Fighting, Weapons, and Armor

     Since SCA combat is one of the most visible aspects of the SCA, many people watch SCA fighters hit each other with those rather ominous looking rattan weapons and wonder how dangerous it really is. SCA fighting draws a great deal of attention and has resulted in many new members who join after seeing a fighting demonstration. First and foremost, There are two basic types of fighting in the SCA - single combat and group combat (melee). SCA fighting is open to men and women who are at least 18 years of age. 

     Before a fighter is allowed to enter his/her first "list" (tournament), he/she must be authorized (qualified) by his/her local Knight's Marshal. In order to be authorized, individuals must show that they are skilled to a level that they are not a danger to themselves or others; and they will be expected to know the "Rules of the List" prior to fighting in a tournament of war. The authorization requirement can take anywhere from a couple of months to more than a year, and it  is a necessary step in helping to reduce the chance of injury to unsuspecting SCA participants.
 Senior fighters of a local group will often be the ones who train new fighters for their authorization. The new fighters are taught how to recognize whether a blow received in combat is hard enough to do injury though the armor. If the blow is "good" to an arm or leg, the fighter would have effectively been dismembered and therefore gives up the use of that limb. If the blow is "good" to the head or body, the fighter is effectively "dead" and shall fall onto the ground signaling that his opponent has been victorious in combat. 
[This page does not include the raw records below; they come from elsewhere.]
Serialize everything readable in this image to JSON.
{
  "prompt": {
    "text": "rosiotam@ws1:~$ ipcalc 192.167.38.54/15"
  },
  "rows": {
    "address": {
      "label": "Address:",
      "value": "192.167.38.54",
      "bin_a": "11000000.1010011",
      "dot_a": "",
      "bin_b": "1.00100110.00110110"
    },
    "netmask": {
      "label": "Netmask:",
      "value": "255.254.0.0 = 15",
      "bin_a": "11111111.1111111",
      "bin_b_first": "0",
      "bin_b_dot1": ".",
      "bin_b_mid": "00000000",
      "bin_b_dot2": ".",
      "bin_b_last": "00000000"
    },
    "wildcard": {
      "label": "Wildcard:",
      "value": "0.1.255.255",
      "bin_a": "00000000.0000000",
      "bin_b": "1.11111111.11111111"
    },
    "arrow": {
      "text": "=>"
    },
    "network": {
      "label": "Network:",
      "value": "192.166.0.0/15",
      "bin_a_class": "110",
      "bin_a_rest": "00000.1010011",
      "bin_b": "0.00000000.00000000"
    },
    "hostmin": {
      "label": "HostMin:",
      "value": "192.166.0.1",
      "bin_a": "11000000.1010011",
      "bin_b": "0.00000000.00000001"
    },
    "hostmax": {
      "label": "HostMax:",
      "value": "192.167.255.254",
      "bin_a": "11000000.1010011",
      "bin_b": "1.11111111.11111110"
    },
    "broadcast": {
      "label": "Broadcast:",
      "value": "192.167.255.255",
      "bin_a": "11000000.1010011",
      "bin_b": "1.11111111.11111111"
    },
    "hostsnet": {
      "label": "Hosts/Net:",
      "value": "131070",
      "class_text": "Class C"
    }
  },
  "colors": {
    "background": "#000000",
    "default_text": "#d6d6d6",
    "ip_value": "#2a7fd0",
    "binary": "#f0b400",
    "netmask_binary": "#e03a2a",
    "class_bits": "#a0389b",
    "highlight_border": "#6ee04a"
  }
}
     It should also be noted that SCA fighting is not "staged" or choreographed, and the outcomes of battles is not pre-determined in any way. When on the field of battle, it is up to each individual fighter to determine whether or not a hit was of sufficient enough force to disable a limb or result in death.  Each fighter is held to his/her Honor regarding the brevity of hits which fall upon him/her. The Marshal(s) are not referees and do not decide the champion of a battle. Marshals are present to enforce safety regulations and ensure the safety of the fighters and the gentles who are observing. Honor on the field of battle goes both ways. A fighter keeps faith with his honor by accepting blows that would be killing or wounding blows; and his opponent keeps faith with his brother by accepting his word if he says a blow was too "light" to cause injury. 

     The weapons which are used in SCA fighting are made from rattan which is that bamboo-like wood with a solid core from which  furniture is often made. Even though SCA fighting blows are pretty solid, rattan is flexible enough to absorb some of the impact. It is also light enough, compared to many other materials, to closely resemble a real steel sword. Therefore, the weapons used in SCA fighting simulate the weight and handling of the actual weapons of the Middle Ages. Swords, the most common SCA fighting weapon, are made by wrapping rattan staffs with strapping tape, covering them with duct tape for aesthetic reasons, and attaching a crosspiece or other SCA approved hilt or guard. Please see you local Knights Marshal for more information on making SCA approved weapons. 

     The armor which is used in SCA fighting is a little more complex. Armor can be made of numerous materials, including but not necessarily limited to leather, steel or other appropriate metals, kydex, and rivets. There are several parts of the  that are absolutely required to be covered by armor: helms for the head, protection for the neck, the collar bone, the cervical vertebrae, the elbows, the knees, a kidney belt or something similar to protect the kidneys, protection for the hands, and groin protection. In addition to those required pieces of armor, many fighters also wear armor which provides them with protection for their chest, legs, shoulders, arms, forearms, and feet. Please check with your local Knights Marshal for more details on armor building and requirements.